[Page and application data records]
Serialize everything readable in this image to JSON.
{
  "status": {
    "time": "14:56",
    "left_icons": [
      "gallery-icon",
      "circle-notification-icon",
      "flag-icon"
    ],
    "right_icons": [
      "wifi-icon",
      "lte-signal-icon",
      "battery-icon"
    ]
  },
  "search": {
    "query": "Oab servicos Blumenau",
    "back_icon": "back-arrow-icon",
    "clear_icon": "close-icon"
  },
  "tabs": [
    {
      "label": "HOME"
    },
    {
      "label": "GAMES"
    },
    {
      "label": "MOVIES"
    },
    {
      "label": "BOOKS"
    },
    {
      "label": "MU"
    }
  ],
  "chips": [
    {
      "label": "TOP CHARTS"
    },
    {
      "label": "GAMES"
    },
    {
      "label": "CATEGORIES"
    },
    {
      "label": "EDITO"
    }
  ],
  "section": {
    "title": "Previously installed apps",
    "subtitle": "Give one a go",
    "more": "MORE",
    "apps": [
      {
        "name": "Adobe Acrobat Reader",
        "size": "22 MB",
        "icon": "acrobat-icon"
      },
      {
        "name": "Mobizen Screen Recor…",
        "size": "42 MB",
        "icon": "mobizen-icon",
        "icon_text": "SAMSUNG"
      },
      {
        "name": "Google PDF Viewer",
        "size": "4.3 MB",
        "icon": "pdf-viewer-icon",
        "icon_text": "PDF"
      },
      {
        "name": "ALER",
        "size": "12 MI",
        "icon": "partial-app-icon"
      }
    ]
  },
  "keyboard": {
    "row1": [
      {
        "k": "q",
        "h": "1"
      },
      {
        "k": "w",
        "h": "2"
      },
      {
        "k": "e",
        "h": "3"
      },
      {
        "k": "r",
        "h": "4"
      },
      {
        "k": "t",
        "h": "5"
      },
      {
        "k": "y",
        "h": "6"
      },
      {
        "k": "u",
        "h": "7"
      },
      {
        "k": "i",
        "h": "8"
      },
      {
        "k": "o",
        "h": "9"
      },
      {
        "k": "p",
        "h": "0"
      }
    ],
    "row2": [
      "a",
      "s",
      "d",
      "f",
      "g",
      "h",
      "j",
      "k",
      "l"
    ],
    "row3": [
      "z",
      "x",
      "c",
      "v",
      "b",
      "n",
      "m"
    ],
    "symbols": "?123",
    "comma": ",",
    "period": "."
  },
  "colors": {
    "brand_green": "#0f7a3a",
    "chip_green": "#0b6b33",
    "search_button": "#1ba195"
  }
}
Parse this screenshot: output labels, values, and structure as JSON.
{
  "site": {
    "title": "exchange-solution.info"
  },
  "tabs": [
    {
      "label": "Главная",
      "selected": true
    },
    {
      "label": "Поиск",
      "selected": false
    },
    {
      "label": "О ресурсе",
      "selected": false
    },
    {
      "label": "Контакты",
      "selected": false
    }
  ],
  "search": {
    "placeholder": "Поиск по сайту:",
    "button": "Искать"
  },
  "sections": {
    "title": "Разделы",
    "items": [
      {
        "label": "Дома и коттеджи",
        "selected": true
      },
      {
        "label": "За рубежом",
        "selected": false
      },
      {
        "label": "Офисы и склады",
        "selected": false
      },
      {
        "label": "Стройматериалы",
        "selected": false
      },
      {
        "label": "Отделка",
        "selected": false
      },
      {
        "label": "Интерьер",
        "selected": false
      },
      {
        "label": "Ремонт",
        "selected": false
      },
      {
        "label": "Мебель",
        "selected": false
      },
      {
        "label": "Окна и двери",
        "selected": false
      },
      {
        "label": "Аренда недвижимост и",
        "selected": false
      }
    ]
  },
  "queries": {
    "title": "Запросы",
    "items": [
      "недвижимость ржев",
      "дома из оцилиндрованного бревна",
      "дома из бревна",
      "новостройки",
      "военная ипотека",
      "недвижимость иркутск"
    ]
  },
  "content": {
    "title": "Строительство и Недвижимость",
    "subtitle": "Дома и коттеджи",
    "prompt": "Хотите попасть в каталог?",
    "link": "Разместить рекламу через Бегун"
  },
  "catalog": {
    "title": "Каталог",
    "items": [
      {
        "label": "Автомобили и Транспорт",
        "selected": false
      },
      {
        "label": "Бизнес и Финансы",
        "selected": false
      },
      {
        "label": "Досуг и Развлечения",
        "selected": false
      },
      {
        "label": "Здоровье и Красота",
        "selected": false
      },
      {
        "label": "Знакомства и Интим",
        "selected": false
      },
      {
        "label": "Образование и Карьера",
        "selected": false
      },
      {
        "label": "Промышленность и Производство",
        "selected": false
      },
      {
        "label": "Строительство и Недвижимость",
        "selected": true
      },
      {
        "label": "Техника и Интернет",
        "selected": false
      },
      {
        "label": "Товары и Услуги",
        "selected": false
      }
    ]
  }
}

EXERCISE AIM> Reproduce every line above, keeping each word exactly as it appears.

COMPLETED TASK>
Serialize everything readable in this image to JSON.
{
  "status": {
    "time": "14:56",
    "left_icons": [
      "gallery-icon",
      "circle-notification-icon",
      "flag-icon"
    ],
    "right_icons": [
      "wifi-icon",
      "lte-signal-icon",
      "battery-icon"
    ]
  },
  "search": {
    "query": "Oab servicos Blumenau",
    "back_icon": "back-arrow-icon",
    "clear_icon": "close-icon"
  },
  "tabs": [
    {
      "label": "HOME"
    },
    {
      "label": "GAMES"
    },
    {
      "label": "MOVIES"
    },
    {
      "label": "BOOKS"
    },
    {
      "label": "MU"
    }
  ],
  "chips": [
    {
      "label": "TOP CHARTS"
    },
    {
      "label": "GAMES"
    },
    {
      "label": "CATEGORIES"
    },
    {
      "label": "EDITO"
    }
  ],
  "section": {
    "title": "Previously installed apps",
    "subtitle": "Give one a go",
    "more": "MORE",
    "apps": [
      {
        "name": "Adobe Acrobat Reader",
        "size": "22 MB",
        "icon": "acrobat-icon"
      },
      {
        "name": "Mobizen Screen Recor…",
        "size": "42 MB",
        "icon": "mobizen-icon",
        "icon_text": "SAMSUNG"
      },
      {
        "name": "Google PDF Viewer",
        "size": "4.3 MB",
        "icon": "pdf-viewer-icon",
        "icon_text": "PDF"
      },
      {
        "name": "ALER",
        "size": "12 MI",
        "icon": "partial-app-icon"
      }
    ]
  },
  "keyboard": {
    "row1": [
      {
        "k": "q",
        "h": "1"
      },
      {
        "k": "w",
        "h": "2"
      },
      {
        "k": "e",
        "h": "3"
      },
      {
        "k": "r",
        "h": "4"
      },
      {
        "k": "t",
        "h": "5"
      },
      {
        "k": "y",
        "h": "6"
      },
      {
        "k": "u",
        "h": "7"
      },
      {
        "k": "i",
        "h": "8"
      },
      {
        "k": "o",
        "h": "9"
      },
      {
        "k": "p",
        "h": "0"
      }
    ],
    "row2": [
      "a",
      "s",
      "d",
      "f",
      "g",
      "h",
      "j",
      "k",
      "l"
    ],
    "row3": [
      "z",
      "x",
      "c",
      "v",
      "b",
      "n",
      "m"
    ],
    "symbols": "?123",
    "comma": ",",
    "period": "."
  },
  "colors": {
    "brand_green": "#0f7a3a",
    "chip_green": "#0b6b33",
    "search_button": "#1ba195"
  }
}
Parse this screenshot: output labels, values, and structure as JSON.
{
  "site": {
    "title": "exchange-solution.info"
  },
  "tabs": [
    {
      "label": "Главная",
      "selected": true
    },
    {
      "label": "Поиск",
      "selected": false
    },
    {
      "label": "О ресурсе",
      "selected": false
    },
    {
      "label": "Контакты",
      "selected": false
    }
  ],
  "search": {
    "placeholder": "Поиск по сайту:",
    "button": "Искать"
  },
  "sections": {
    "title": "Разделы",
    "items": [
      {
        "label": "Дома и коттеджи",
        "selected": true
      },
      {
        "label": "За рубежом",
        "selected": false
      },
      {
        "label": "Офисы и склады",
        "selected": false
      },
      {
        "label": "Стройматериалы",
        "selected": false
      },
      {
        "label": "Отделка",
        "selected": false
      },
      {
        "label": "Интерьер",
        "selected": false
      },
      {
        "label": "Ремонт",
        "selected": false
      },
      {
        "label": "Мебель",
        "selected": false
      },
      {
        "label": "Окна и двери",
        "selected": false
      },
      {
        "label": "Аренда недвижимост и",
        "selected": false
      }
    ]
  },
  "queries": {
    "title": "Запросы",
    "items": [
      "недвижимость ржев",
      "дома из оцилиндрованного бревна",
      "дома из бревна",
      "новостройки",
      "военная ипотека",
      "недвижимость иркутск"
    ]
  },
  "content": {
    "title": "Строительство и Недвижимость",
    "subtitle": "Дома и коттеджи",
    "prompt": "Хотите попасть в каталог?",
    "link": "Разместить рекламу через Бегун"
  },
  "catalog": {
    "title": "Каталог",
    "items": [
      {
        "label": "Автомобили и Транспорт",
        "selected": false
      },
      {
        "label": "Бизнес и Финансы",
        "selected": false
      },
      {
        "label": "Досуг и Развлечения",
        "selected": false
      },
      {
        "label": "Здоровье и Красота",
        "selected": false
      },
      {
        "label": "Знакомства и Интим",
        "selected": false
      },
      {
        "label": "Образование и Карьера",
        "selected": false
      },
      {
        "label": "Промышленность и Производство",
        "selected": false
      },
      {
        "label": "Строительство и Недвижимость",
        "selected": true
      },
      {
        "label": "Техника и Интернет",
        "selected": false
      },
      {
        "label": "Товары и Услуги",
        "selected": false
      }
    ]
  }
}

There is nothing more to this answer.